12. A lubricant comprising a hydrocarbon lubricating oil and an amount, sufficient to impart anti-oxidant properties to said hydrocarbon lubricating oil, of an oil-soluble reaction product obtained by reacting a sulfide of phosphorus with a metal salt of a sulfurized unsaturated al yl phenol containing at least flve carbon atoms in the unsaturated alkyl radical thereof.

13. A lubricant comprising a hydrocarbon oil and an amount, sufficient toimpart anti-oxidant properties to said hydrocarbon oil, of an oil-soluble metal salt of a sulfur-containing substituted phosphoric acid possessing at least one ester radical derived from a sulfm'ized unsaturated alkyl phenol containing at least five carbon atoms in the unsaturated alkyl radical thereof.

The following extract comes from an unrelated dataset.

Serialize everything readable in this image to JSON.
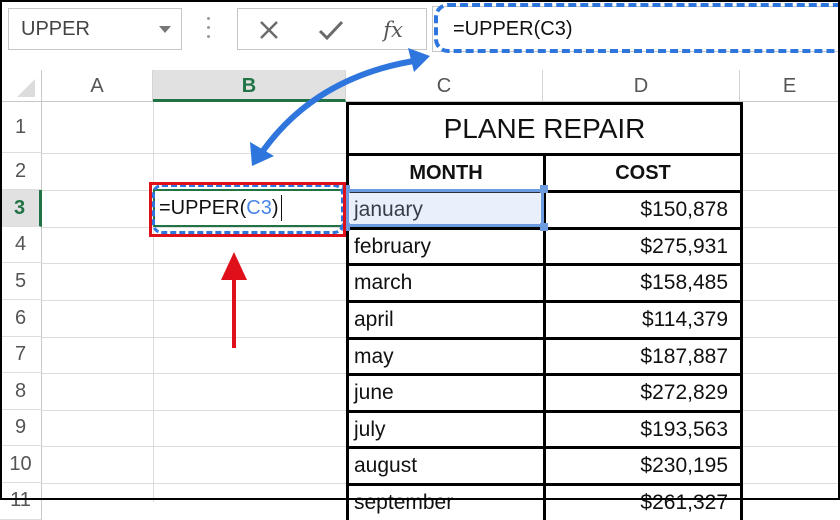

14. A lubricant comprising a hydrocarbon oil and an amount, suflicient to impart anti-oxidant properties to said hydrocarbon oil, of an oil-soluble metal salt of the acidic reaction product obtained by reacting phosphorus pentasulflde with a sulfurized unsaturated alkyl phenol containing at least five carbon atoms in the unsaturated alkyl radical thereof.

15. A lubricant comprising a hydrocarbon oil and an amount, suflicient to impart anti-oxidant properties to said hydrocarbon oil. of an oil-m1scible alkaline earth metal salt of a sulfur-containing substituted acid of phosphorus possessing at least one ester radical derived from a sulfurized alkyl phenol containing at least flve carbon atoms in the unsaturated alkyl radical thereof.

Rusrr F. MccLEARY.

Referenced by
Citing PatentFiling datePublication dateApplicantTitle
US2417562 *Jul 15, 1942Mar 18, 1947Texas CoLubricant
US2475143 *Dec 19, 1945Jul 5, 1949Texas CoPhosphoric acid ester of hydrogenated sulfurized cardanol
US2497132 *Mar 14, 1947Feb 14, 1950Standard Oil Dev CoLubricating oil composition
US2530339 *Dec 24, 1946Nov 14, 1950Standard Oil Dev CoCompounded petroleum hydrocarbon products
US2552570 *Nov 28, 1947May 15, 1951Standard Oil Dev CoOxidation resisting hydrocarbon products
US5102566 *Apr 3, 1989Apr 7, 1992Exxon Chemical Patents Inc.Diesel fuel additive
US5141657 *Jun 1, 1989Aug 25, 1992Exxon Chemical Patents Inc.Lubricant compositions for internal combustion engines
US5320765 *Apr 8, 1993Jun 14, 1994Exxon Chemical Patents Inc.Low ash lubricant compositions for internal combustion engines
Classifications
U.S. Classification508/353, 558/112, 558/147, 558/131, 252/404
International ClassificationC10M137/10
Cooperative ClassificationC10N2210/02, C10N2210/03, C10N2210/07, C10M137/10, C10N2210/01, C10N2210/08, C10N2210/04, C10N2210/06, C10M2223/045, C10N2250/10, C10N2240/14, C10N2240/62
European ClassificationC10M137/10